Those experiences contributed to NDI’s foundational decision that it would work with all parties across the political spectrum that embraced democratic norms and renounced violence as a means of obtaining their goals.
NDI also used the experiences of countries that had successfully struggled with national reconciliation and democratic transition to inform the parties in Northern Ireland. In 1997, Professor O’Malley, with NDI’s support, convinced the new democratic South African government to invite all the political parties in Northern Ireland to South Africa for a strictly private “Indaba” (strategic consultancy) to gain from experiences and mediation tactics in South Africa’s transition. Leaders from Northern Ireland and South Africa sat and talked with each other in a confidential setting at an abandoned air force base for four days.
The South Africa team was headed by the country’s current president Cyril Ramaphosa of the African National Congress, and Roelf Meyer, who led the National Party’s negotiating team in the South Africa transition.
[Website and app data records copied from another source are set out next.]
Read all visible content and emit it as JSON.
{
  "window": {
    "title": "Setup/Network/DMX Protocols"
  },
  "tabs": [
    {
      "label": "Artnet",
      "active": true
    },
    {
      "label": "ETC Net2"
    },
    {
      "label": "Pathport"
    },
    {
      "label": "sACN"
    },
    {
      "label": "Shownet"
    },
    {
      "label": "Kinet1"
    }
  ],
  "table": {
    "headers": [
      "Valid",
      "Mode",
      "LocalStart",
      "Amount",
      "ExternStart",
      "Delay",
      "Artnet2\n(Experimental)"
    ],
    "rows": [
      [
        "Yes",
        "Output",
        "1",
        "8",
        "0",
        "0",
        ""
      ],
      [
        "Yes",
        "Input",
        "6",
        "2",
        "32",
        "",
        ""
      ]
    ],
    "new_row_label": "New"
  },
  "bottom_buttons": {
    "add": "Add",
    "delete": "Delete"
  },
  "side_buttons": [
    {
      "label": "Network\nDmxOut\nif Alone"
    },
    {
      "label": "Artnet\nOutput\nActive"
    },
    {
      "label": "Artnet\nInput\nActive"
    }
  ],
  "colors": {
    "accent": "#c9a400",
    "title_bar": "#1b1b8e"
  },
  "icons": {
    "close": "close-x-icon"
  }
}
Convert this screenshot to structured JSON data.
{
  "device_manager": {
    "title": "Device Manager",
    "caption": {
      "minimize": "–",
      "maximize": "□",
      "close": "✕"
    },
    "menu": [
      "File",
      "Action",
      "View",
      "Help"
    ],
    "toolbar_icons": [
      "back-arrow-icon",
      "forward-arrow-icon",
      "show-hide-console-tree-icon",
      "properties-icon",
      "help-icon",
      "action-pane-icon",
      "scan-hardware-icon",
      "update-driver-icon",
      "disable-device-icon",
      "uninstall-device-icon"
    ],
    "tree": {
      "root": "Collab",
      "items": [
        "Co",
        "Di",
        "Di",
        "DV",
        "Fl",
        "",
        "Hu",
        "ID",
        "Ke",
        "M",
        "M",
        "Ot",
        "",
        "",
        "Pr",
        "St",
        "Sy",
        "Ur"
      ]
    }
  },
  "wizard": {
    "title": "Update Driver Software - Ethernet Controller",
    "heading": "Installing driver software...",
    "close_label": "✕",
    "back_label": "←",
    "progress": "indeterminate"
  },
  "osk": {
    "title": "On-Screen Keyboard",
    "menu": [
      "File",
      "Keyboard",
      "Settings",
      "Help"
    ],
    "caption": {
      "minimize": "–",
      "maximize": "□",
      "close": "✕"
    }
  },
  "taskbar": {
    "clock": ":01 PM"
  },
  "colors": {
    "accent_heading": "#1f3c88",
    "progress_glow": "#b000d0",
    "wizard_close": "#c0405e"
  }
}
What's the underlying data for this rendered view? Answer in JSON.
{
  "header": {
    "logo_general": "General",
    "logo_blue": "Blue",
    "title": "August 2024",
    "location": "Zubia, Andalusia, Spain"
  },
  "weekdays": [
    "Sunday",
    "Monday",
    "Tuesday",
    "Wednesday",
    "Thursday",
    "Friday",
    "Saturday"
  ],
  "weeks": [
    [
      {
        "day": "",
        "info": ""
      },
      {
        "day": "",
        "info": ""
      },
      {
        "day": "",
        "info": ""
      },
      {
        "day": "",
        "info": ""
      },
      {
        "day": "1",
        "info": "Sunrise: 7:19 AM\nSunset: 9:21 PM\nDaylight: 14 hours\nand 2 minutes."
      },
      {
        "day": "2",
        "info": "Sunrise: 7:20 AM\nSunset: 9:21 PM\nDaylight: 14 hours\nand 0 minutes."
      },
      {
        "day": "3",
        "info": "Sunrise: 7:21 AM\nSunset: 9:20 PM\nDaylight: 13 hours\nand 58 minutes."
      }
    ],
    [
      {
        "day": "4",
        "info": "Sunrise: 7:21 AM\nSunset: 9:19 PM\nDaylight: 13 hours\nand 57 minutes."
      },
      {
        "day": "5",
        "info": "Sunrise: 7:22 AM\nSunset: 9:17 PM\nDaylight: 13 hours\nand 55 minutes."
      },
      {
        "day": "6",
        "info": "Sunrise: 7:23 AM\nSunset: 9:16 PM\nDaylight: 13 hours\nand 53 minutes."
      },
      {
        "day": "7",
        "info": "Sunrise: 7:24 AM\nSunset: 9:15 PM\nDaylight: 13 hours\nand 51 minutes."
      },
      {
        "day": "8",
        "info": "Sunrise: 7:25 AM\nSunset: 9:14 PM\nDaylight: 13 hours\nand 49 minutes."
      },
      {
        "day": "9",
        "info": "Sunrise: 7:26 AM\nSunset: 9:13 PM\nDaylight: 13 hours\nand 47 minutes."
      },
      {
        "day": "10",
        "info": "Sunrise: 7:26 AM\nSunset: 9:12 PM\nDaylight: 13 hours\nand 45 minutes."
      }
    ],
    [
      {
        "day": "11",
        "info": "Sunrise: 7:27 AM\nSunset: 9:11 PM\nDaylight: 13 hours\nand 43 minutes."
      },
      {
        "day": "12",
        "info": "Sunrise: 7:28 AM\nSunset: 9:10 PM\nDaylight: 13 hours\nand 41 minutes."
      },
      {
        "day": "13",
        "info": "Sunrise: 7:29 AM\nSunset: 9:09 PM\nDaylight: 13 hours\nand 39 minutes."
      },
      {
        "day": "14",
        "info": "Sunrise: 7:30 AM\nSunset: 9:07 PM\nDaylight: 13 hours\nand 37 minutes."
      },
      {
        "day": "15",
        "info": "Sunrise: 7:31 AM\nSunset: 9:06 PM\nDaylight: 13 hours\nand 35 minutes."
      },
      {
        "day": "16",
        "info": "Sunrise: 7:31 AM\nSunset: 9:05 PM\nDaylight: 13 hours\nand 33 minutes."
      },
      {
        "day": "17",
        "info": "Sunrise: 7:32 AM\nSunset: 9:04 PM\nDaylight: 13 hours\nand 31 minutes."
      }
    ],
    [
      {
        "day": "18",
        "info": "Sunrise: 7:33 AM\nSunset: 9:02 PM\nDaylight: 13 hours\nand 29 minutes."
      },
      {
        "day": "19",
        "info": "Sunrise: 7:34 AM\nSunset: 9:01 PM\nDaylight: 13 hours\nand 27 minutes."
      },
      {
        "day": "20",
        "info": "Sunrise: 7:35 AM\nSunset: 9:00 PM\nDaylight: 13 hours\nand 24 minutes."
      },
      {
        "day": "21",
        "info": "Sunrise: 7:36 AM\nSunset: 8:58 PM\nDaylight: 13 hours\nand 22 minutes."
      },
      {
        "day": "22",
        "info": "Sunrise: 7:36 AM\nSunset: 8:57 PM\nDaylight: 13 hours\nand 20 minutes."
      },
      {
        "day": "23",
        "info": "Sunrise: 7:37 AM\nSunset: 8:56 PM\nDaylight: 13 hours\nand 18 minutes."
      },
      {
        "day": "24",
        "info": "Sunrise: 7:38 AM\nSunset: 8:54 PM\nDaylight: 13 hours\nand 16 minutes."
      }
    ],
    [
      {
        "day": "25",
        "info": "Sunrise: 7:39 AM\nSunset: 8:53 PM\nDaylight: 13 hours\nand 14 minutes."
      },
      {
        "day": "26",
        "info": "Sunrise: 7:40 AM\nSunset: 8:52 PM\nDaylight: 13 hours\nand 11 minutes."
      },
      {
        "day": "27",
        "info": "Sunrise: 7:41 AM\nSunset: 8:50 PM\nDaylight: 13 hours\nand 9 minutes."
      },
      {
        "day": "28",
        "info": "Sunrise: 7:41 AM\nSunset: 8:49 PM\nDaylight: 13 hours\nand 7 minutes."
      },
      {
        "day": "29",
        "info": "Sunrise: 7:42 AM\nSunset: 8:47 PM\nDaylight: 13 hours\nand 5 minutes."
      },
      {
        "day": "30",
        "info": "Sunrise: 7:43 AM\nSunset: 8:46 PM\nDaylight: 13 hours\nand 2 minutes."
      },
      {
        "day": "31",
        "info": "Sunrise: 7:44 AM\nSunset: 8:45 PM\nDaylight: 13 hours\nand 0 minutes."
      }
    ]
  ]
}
President Mandela met with party leaders and encouraged them to work together for the future of their children.
Nine months later, the historic Good Friday Agreement that ended the “Troubles” in Northern Ireland was concluded. As the Agreement was being negotiated, a Northern Ireland participant in both the “Indaba” and the peace talks commented that “not a day goes by in the talks that a reference is not made to the South Africa experience. It was a turning point in our lives.”
NDI presented its 1998 Democracy Award to the leaders of the eight Northern Ireland political parties that signed the Good Friday Agreement. (For his encouragement of the peace talks, President Clinton was the U.S. awardee.) At the Awards Dinner, the honorees expressed appreciation for NDI’s engagement over the years to help find a way forward. The Northern Ireland awardees flew that night to Oslo, where John Hume and David Trimble accepted the Nobel Prize on behalf of those who built the peace.
Northern Ireland provided NDI with an early model for taking political leaders from opposing sides in a conflict environment on study missions to places where others had successfully overcome conflict. NDI has applied that approach numerous times over the years, including in 2023, just weeks before the 25th anniversary of the Good Friday Agreement, when the Institute brought an 11-member multiparty delegation from Ethiopia to Belfast to learn about Northern Ireland’s peace process. During their visit, Ethiopian politicians met with political leaders, government officials, civil society organizations and community members and witnessed firsthand on-going reconciliation efforts.
Mebratu Alemu, Chairperson of the Ethiopian Political Parties Joint Council, commented that: “One of the key lessons that I learned from the Belfast study mission is the importance of political will and leadership in achieving lasting peace. It was evident that the political leaders in Northern Ireland were committed to finding a peaceful solution and were willing to take bold steps to achieve it.”
Bridges are built among participants on such delegations, and the experiences produce lasting impressions. NDI will continue to share the lessons we learned during our earliest years, working on the deeply divisive politics of Northern Ireland to help others advance their own goals of peace and progress in the wake of conflict.
Authors: Pat Merloe, Strategic Advisor to NDI, and Patricia Keefer, NDI Southern Africa Regional Director, 1986-2001
NDI is a non-profit, non-partisan, non-governmental organization that works in partnership around the world to strengthen and safeguard democratic institutions, processes, norms and values to secure a better quality of life for all. NDI envisions a world where democracy and freedom prevail, with dignity for all.